China’s Former Food and Drug Chief Executed

For indispensable reporting on the coronavirus crisis, the election, and more, subscribe to the Mother Jones Daily newsletter.


A bribery scandal involving at least 31 people culminated in the execution of China’s former food and drug chief; the most senior Chinese official to receive the death penalty in seven years.

Zheng Xiaoyu, 62, was convicted of taking bribes worth some 6.5 million yuan ($850,000) and also for approving substandard medicine that was reportedly blamed for at least 10 deaths.

The former food and drug chief’s death sentence got the netroots chattering. According to one report, bloggers and other writers demanded a stiff sentence for Xiaoyu because of scores of deaths in recent years from fake drugs and food products tainted by industrial chemicals that he may have approved.

But Xiaoyu is not the only problem China’s State Food and Drug Administration has. China’s consumer product quality-control systems have been called into question as of late due to incidents ranging from fake drugs to chemical-tainted food, as China has opened its economy.

For example, the U.S. Food and Drug Administration linked poisonous ingredients from China to a massive recall of pet food and animal feed in the past two months. The pet food has been blamed for the deaths of thousands of pets, according to unconfirmed reports that pet owners have made to the FDA.

In addition, an industrial chemical, found in medicines that contained ingredients from China, has been blamed for dozens of deaths in Central America and the Caribbean. The chemical was also found in Chinese-made toothpaste that reportedly contained diethylene glycol falsely labeled as glycerin, the same poison that the Panamanian government mistakenly mixed into cold medicine last year, killing at least 100 people there.

The question on some people’s minds now is how China will safegard food at next summer’s Olympic Games.

Dear Reader,

This feels like the most important fundraising drive since I've been CEO of Mother Jones, with staggeringly high stakes and so much uncertainty. In "News Is Just Like Waste Management," I try to unpack the reality we all face and how we can rise to the challenge. If you're able to, this is a critical moment to support Mother Jones’ nonprofit journalism: We need to raise $400,000 to help cover the vital reporting projects we have planned, and right now is no time to pull back.

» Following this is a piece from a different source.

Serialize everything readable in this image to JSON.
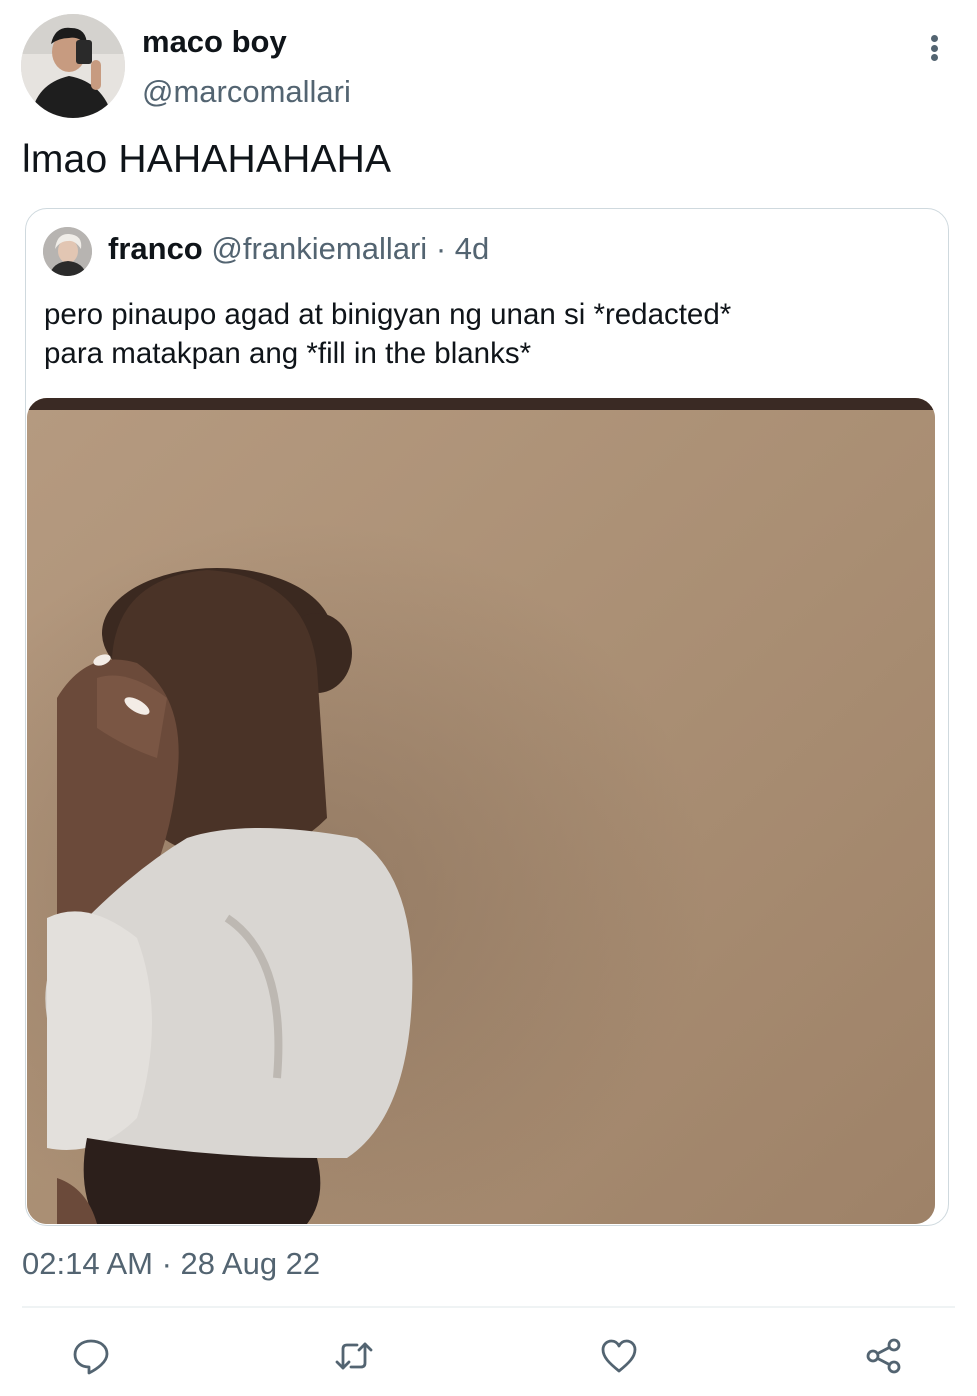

Monika Bauerlein, CEO, Mother Jones

Dear Reader,

This feels like the most important fundraising drive since I've been CEO of Mother Jones, with staggeringly high stakes and so much uncertainty. In "News Is Just Like Waste Management," I try to unpack the reality we all face and how we can rise to the challenge. If you're able to, this is a critical moment to support Mother Jones’ nonprofit journalism: We need to raise $400,000 to help cover the vital reporting projects we have planned, and right now is no time to pull back.

Monika Bauerlein, CEO, Mother Jones

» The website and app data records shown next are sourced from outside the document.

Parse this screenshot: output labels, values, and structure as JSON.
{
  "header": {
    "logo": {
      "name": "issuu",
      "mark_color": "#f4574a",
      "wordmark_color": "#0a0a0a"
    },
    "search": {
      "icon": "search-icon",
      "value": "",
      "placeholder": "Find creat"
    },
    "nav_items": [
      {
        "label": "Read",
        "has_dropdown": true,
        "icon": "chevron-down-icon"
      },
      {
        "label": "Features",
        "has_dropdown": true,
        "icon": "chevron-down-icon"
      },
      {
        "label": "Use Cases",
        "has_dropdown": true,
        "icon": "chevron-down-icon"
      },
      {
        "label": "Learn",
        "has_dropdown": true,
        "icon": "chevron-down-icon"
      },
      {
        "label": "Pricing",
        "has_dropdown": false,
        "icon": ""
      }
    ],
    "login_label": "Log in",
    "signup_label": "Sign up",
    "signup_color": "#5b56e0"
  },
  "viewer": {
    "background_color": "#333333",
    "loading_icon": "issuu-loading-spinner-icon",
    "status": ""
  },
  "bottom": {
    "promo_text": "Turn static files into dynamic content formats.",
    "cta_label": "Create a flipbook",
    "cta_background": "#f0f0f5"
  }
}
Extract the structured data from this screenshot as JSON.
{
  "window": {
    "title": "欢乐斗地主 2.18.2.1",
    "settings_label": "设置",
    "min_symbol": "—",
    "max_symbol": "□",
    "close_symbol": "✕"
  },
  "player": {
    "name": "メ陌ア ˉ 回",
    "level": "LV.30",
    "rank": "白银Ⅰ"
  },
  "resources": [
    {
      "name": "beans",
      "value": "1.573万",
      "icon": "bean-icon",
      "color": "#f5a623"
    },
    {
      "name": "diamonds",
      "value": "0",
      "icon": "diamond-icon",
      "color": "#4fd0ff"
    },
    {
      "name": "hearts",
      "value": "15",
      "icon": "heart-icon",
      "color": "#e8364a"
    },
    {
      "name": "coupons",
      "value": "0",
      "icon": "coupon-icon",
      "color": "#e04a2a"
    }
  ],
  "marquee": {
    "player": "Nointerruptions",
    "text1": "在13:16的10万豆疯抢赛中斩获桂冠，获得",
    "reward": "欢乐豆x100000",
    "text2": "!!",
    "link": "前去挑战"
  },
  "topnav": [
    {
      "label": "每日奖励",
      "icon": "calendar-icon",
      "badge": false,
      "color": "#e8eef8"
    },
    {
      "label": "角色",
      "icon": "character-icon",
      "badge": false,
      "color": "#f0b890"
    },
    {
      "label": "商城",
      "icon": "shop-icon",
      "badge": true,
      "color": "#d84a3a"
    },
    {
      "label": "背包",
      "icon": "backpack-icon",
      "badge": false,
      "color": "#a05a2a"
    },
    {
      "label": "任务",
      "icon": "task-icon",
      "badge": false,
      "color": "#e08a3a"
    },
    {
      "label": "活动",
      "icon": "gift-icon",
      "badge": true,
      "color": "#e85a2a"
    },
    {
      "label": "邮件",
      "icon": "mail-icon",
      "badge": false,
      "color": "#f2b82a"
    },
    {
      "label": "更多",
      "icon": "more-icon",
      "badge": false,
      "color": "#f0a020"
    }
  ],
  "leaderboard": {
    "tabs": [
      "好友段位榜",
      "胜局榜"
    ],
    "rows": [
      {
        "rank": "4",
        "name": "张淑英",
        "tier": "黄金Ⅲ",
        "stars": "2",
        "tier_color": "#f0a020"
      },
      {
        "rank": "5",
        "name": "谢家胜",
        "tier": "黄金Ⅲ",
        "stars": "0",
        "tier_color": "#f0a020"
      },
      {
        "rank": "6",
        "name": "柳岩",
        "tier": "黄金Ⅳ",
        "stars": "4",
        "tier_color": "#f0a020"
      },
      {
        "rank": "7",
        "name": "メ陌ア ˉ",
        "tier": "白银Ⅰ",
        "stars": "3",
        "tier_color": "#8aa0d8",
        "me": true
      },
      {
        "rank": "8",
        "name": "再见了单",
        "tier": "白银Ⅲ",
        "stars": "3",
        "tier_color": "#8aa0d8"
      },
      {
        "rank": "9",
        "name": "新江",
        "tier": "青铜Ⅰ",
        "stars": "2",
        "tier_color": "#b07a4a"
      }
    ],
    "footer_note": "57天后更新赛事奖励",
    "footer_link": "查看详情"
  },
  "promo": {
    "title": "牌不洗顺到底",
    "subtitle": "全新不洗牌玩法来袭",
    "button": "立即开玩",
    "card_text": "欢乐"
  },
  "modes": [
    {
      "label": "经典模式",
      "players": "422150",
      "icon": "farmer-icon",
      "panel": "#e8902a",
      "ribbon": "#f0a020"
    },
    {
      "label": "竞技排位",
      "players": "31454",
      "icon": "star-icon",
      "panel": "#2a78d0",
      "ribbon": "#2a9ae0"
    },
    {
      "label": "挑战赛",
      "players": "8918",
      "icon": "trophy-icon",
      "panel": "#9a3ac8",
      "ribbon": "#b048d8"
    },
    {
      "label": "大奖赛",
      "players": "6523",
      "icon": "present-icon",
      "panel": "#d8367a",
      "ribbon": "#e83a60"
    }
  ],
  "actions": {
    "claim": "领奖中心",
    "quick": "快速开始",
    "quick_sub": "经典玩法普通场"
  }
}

We Recommend

Latest

Sign up for our free newsletter

Subscribe to the Mother Jones Daily to have our top stories delivered directly to your inbox.

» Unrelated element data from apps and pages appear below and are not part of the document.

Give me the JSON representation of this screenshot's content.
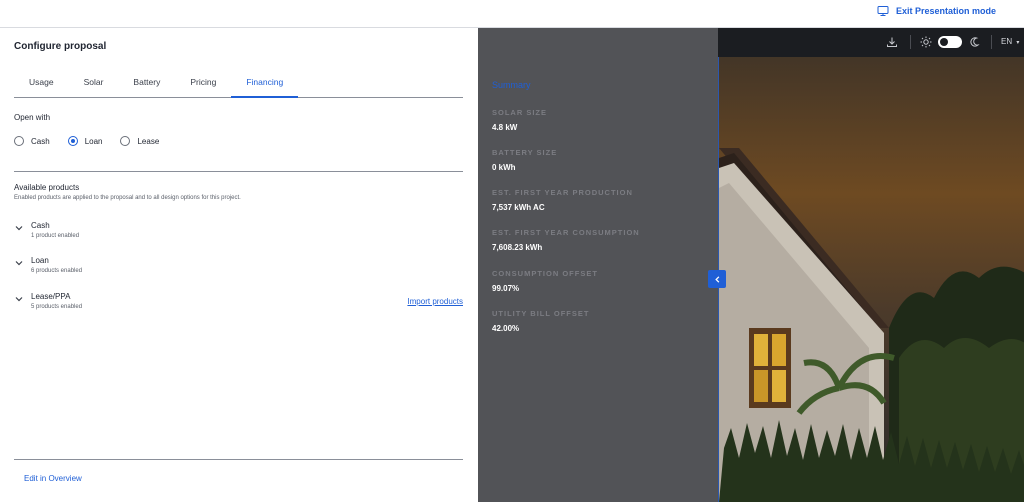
{
  "topbar": {
    "exit_label": "Exit Presentation mode",
    "exit_icon": "presentation-icon"
  },
  "panel": {
    "title": "Configure proposal",
    "tabs": [
      "Usage",
      "Solar",
      "Battery",
      "Pricing",
      "Financing"
    ],
    "active_tab": "Financing",
    "open_with_label": "Open with",
    "open_with_options": [
      "Cash",
      "Loan",
      "Lease"
    ],
    "open_with_selected": "Loan",
    "available_title": "Available products",
    "available_desc": "Enabled products are applied to the proposal and to all design options for this project.",
    "groups": [
      {
        "name": "Cash",
        "sub": "1 product enabled"
      },
      {
        "name": "Loan",
        "sub": "6 products enabled"
      },
      {
        "name": "Lease/PPA",
        "sub": "5 products enabled"
      }
    ],
    "import_label": "Import products",
    "edit_label": "Edit in Overview"
  },
  "summary": {
    "title": "Summary",
    "metrics": [
      {
        "label": "SOLAR SIZE",
        "value": "4.8 kW"
      },
      {
        "label": "BATTERY SIZE",
        "value": "0 kWh"
      },
      {
        "label": "EST. FIRST YEAR PRODUCTION",
        "value": "7,537 kWh AC"
      },
      {
        "label": "EST. FIRST YEAR CONSUMPTION",
        "value": "7,608.23 kWh"
      },
      {
        "label": "CONSUMPTION OFFSET",
        "value": "99.07%"
      },
      {
        "label": "UTILITY BILL OFFSET",
        "value": "42.00%"
      }
    ]
  },
  "viewer": {
    "language": "EN",
    "icons": [
      "download-icon",
      "sun-icon",
      "moon-icon"
    ],
    "theme_toggle_on": true
  },
  "colors": {
    "accent": "#1f5fd6",
    "summary_bg": "#525357",
    "toolbar_bg": "#1b1d21"
  }
}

Get our award-winning magazine

Save big on a full year of investigations, ideas, and insights.

Subscribe

Support our journalism

Help Mother Jones' reporters dig deep with a tax-deductible donation.

Donate